Having recently completed 45 minutes of music for the Unknown Armies suites, I thought it was worth taking a moment to reflect on why a game creator might want to commission music for their RPG or board game.
I’ll be honest and say I think there’s a sense of prestige associated with your game having its own musical theme, but also, it’s useful from the point of view of brand awareness. You now have identifiable music you can play for promotional videos or at live events. It can help to reinforce the mood of the game by calling on evocative musical touchstones that subliminally (or even explicitly) suggest eras, regions, or genres.
It’s worth taking a moment to consider how you'll use the music when you commission it. Is it simply for listening pleasure or inspiration? Do you have a specific utility in mind? While it’s exciting to define short catchy themes for elements of your game, usually the most useful type of music for players is long and ambient. Music that sets a mood but isn’t interesting enough to distract from the session in play. Often this is little more than long drones and abstract sounds but it can use melodic ideas as well. While this is very useful during games it can get a little dull as a listening experience in itself and doesn’t really "sell" the music. In the long run I usually find I’m asked for a mix of themes and ambient music perhaps with some other elements such as short three- to five-second "stings," or maybe loopable action music.
In the end it all comes down to a good working relationship with the composer, setting out your goals and together creating something unique and inspiring for your game. With Unknown Armies I had the distinct pleasure of working with very original source material and some amazing creative people who helped me discover their sound. I think together we’ve come up with something quite unique that I called Americanoir. I hope it does justice to their vision.
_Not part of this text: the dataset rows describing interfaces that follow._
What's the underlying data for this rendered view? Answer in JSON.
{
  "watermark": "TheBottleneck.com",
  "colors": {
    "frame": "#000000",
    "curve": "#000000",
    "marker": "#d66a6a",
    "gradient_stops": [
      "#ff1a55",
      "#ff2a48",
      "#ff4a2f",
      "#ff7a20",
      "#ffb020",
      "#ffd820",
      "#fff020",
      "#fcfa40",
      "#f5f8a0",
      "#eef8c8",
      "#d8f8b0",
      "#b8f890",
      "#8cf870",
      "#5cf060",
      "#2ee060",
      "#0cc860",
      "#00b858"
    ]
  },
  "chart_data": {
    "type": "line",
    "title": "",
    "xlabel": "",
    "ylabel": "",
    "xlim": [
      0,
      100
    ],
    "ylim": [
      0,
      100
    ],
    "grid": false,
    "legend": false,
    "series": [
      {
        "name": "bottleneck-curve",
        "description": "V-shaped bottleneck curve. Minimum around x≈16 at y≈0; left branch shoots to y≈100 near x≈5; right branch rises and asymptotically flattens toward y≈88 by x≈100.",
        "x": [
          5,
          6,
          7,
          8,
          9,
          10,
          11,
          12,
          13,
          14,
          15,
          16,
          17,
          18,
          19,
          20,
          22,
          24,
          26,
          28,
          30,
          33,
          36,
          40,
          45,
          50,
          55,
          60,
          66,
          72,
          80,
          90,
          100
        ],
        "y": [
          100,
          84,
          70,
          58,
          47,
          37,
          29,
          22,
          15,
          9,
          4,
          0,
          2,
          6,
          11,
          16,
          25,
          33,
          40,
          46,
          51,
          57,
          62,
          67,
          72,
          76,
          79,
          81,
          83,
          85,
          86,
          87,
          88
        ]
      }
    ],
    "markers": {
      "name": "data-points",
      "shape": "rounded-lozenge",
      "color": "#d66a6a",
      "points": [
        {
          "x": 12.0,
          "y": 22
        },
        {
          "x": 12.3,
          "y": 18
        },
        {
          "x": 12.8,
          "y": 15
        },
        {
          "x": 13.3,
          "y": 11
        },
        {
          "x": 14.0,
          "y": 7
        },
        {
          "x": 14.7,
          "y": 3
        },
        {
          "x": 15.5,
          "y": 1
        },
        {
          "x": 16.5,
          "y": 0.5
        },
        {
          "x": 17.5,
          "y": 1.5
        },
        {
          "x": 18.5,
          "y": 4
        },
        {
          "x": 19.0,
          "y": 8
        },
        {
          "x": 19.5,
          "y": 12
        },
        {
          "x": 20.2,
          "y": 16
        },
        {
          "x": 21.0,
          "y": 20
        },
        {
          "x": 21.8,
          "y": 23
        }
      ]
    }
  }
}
If you haven't already, check out the second and third posts in this series, The Sound of the Unknown Part 2: The Collaboration Process and The Sound of the Unknown Part 3: Creating the Music.